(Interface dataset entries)
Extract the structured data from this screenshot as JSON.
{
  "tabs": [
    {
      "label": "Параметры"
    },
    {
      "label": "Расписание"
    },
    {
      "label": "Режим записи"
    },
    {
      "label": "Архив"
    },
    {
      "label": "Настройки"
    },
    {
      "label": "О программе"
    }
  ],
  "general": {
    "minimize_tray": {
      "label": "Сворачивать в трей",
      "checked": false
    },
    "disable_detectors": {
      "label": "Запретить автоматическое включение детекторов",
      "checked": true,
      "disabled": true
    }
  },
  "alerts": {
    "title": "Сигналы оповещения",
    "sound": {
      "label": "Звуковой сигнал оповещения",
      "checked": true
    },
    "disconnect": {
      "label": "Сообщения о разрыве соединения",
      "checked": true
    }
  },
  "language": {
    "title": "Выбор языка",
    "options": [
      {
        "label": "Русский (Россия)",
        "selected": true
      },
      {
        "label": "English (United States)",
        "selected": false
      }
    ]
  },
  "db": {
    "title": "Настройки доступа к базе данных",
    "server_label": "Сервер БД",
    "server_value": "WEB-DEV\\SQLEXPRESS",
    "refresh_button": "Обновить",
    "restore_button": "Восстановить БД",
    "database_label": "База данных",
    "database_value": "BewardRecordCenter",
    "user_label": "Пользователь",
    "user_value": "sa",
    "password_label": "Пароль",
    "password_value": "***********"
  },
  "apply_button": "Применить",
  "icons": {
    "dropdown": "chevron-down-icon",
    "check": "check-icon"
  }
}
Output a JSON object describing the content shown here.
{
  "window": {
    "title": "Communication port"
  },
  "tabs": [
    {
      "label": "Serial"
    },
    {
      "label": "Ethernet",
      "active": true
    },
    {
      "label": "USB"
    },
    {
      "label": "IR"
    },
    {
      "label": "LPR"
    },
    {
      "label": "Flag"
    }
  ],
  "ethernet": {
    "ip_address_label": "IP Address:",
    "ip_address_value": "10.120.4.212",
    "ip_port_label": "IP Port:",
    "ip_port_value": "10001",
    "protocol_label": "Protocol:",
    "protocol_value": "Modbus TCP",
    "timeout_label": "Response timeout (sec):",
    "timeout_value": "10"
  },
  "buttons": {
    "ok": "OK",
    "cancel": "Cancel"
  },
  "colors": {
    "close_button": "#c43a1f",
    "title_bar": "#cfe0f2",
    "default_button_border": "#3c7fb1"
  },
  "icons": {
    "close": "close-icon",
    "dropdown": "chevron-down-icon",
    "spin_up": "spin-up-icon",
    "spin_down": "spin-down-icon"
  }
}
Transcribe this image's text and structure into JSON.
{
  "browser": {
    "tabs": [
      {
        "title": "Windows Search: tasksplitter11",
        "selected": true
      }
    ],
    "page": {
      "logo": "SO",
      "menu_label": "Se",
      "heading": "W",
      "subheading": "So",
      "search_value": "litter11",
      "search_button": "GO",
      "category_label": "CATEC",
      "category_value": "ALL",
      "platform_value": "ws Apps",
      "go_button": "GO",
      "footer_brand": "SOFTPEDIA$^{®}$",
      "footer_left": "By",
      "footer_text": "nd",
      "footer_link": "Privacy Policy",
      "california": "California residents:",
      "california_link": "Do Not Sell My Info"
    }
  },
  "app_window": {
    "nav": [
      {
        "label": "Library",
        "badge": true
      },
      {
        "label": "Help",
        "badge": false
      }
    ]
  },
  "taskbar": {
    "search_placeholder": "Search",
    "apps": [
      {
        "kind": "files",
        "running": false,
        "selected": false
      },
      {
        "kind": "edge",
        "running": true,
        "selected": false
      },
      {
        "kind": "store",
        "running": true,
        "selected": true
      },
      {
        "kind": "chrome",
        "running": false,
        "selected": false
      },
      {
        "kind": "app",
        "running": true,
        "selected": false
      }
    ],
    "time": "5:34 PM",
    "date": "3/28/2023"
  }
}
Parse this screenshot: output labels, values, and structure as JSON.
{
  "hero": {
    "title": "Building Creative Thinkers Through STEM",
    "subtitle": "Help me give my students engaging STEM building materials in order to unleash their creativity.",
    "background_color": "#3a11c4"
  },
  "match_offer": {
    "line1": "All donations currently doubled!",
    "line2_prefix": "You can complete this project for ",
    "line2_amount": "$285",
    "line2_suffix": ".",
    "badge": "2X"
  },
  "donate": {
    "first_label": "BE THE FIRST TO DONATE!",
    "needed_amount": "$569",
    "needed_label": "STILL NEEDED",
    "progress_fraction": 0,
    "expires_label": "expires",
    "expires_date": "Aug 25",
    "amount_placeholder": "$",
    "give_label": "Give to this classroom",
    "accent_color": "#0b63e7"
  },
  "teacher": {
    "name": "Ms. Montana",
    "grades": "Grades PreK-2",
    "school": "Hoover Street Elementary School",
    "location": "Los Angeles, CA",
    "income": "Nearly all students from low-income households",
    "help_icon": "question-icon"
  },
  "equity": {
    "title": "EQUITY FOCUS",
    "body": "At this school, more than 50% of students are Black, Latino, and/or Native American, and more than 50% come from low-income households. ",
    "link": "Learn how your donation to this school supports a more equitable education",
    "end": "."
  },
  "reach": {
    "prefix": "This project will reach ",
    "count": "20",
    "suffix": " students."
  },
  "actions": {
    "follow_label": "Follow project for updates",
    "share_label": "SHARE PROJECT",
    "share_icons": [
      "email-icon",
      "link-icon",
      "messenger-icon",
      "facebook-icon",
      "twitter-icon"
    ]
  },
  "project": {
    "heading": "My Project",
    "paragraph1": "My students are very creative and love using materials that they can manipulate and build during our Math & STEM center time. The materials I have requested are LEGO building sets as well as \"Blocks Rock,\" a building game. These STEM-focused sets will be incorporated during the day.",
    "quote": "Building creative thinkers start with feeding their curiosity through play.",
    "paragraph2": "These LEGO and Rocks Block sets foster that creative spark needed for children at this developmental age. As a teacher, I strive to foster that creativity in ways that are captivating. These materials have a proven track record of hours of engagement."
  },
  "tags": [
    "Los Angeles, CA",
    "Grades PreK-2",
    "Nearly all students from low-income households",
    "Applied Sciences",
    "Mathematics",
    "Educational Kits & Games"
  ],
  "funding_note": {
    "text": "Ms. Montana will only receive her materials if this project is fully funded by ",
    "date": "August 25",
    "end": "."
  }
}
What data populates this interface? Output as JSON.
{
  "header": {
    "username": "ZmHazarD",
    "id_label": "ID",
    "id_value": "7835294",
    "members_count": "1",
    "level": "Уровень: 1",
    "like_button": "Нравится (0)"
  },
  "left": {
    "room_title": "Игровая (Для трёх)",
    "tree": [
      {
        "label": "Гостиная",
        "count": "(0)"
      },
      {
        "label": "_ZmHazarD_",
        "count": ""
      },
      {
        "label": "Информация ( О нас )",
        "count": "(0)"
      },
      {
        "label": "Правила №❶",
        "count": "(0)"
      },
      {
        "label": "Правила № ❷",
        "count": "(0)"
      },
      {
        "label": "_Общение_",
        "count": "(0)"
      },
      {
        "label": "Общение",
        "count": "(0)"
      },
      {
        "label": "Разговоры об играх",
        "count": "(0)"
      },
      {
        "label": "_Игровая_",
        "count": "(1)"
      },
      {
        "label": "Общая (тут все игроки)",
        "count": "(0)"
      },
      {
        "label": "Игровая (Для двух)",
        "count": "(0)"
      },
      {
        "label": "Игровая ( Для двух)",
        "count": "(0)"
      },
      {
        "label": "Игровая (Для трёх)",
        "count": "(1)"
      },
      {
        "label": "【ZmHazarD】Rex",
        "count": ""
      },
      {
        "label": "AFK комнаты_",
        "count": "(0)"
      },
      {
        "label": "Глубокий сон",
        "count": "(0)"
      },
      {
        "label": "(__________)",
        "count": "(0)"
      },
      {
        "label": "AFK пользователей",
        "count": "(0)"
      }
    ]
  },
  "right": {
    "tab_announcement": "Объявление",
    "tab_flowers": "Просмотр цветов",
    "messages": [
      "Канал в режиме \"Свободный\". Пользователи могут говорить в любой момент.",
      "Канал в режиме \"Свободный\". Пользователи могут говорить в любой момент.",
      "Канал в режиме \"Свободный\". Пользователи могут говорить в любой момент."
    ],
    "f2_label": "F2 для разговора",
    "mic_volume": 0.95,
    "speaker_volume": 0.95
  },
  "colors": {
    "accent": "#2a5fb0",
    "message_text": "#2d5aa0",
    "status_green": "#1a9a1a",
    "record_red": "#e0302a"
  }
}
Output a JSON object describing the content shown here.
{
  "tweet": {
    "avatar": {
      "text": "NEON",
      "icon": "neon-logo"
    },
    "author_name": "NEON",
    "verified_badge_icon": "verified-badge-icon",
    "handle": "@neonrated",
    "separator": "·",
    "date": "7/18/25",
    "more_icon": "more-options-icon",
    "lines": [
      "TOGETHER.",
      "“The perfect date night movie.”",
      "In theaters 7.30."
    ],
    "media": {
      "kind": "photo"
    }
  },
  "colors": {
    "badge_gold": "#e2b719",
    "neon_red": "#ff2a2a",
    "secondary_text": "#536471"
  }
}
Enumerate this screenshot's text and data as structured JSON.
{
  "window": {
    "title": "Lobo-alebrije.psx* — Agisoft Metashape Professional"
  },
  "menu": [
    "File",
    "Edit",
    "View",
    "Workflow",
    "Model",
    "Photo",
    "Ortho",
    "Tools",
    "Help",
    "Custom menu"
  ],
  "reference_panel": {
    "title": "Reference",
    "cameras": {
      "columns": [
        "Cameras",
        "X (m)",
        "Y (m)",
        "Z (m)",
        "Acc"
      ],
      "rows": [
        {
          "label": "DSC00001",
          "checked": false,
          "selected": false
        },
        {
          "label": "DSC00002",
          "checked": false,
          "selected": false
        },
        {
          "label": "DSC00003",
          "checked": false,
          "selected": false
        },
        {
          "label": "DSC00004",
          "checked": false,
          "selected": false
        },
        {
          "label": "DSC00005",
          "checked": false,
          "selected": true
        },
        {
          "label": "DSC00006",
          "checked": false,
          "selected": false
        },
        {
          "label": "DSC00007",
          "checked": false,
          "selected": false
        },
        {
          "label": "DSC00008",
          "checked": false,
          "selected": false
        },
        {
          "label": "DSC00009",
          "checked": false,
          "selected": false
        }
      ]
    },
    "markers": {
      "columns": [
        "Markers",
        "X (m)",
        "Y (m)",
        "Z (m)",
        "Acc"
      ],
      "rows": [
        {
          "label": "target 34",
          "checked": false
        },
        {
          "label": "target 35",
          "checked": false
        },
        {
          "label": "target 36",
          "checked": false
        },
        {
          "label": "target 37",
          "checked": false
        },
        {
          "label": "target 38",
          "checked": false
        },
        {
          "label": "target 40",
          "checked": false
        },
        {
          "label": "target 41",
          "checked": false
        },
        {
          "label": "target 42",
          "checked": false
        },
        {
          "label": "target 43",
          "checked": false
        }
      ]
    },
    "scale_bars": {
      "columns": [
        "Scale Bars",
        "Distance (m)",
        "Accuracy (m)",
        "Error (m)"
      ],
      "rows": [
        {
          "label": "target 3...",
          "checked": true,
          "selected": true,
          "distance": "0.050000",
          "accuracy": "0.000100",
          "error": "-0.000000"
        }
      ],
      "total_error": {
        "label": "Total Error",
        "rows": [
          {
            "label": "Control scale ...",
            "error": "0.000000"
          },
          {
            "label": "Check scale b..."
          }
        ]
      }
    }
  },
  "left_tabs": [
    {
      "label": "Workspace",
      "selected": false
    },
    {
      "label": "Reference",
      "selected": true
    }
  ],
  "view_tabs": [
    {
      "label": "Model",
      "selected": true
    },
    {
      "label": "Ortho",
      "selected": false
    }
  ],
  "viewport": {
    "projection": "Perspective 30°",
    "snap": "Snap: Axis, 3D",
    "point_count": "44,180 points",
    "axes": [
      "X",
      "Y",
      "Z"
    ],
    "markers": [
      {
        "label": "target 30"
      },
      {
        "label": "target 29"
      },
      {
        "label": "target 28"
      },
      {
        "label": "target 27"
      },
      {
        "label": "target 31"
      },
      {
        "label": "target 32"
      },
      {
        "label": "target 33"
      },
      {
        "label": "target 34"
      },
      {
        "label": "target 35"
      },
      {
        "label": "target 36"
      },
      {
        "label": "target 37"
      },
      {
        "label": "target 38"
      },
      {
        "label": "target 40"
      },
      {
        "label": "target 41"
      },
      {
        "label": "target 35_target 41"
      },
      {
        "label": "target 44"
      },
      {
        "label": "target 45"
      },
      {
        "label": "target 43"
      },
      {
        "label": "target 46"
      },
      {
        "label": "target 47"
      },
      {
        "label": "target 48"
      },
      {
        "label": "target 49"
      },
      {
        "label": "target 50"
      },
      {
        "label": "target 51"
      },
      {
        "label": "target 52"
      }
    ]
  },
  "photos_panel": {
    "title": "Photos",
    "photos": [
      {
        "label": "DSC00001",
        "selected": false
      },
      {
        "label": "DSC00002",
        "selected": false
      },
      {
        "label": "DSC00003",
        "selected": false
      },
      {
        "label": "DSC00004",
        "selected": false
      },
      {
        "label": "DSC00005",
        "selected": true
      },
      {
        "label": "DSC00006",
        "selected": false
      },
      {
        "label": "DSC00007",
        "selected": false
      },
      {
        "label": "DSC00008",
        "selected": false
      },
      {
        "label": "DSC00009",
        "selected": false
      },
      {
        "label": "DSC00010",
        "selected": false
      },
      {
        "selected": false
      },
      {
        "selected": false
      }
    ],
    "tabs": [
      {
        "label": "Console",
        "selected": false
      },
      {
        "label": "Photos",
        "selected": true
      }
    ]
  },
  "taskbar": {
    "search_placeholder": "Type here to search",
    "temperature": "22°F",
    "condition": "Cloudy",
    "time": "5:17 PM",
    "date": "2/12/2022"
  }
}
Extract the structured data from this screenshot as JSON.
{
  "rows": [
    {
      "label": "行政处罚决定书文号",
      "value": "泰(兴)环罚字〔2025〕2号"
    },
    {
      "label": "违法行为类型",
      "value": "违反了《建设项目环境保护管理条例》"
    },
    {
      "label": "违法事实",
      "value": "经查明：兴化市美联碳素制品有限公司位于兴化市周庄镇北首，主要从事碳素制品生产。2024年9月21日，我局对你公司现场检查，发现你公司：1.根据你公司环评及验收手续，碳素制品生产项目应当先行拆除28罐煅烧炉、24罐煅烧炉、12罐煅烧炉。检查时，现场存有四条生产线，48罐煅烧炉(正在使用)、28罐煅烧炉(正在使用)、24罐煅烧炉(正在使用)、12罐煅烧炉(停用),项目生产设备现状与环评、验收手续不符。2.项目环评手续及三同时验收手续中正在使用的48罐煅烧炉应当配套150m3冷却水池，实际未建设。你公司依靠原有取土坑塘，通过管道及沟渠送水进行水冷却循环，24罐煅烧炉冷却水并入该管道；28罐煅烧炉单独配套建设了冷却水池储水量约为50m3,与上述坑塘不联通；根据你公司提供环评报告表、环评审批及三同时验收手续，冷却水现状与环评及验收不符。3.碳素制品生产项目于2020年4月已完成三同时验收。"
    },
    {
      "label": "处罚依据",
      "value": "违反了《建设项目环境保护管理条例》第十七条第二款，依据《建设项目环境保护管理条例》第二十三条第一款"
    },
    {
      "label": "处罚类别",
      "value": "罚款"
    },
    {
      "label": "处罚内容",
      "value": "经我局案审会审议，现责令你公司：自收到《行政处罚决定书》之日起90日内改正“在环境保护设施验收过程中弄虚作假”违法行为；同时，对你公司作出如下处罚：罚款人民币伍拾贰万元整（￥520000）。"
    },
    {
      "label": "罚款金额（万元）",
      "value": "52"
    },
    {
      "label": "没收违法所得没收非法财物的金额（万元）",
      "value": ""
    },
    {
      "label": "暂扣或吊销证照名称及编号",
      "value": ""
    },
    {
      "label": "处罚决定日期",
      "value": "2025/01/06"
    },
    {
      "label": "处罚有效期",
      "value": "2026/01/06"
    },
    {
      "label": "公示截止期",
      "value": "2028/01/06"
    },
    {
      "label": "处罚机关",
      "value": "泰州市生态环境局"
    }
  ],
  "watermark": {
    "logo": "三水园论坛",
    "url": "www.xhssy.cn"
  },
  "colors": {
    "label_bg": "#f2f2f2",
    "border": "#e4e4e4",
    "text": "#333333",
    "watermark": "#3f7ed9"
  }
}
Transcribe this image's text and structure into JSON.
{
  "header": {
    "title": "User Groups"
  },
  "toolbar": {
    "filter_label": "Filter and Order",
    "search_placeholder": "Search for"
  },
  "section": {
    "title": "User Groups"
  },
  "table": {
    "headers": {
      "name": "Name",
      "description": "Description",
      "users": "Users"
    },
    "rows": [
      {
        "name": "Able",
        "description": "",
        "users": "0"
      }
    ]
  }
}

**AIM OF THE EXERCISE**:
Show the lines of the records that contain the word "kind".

**RESPONSE TO THE TASK**:
        "kind": "files",
        "kind": "edge",
        "kind": "store",
        "kind": "chrome",
        "kind": "app",
      "kind": "photo"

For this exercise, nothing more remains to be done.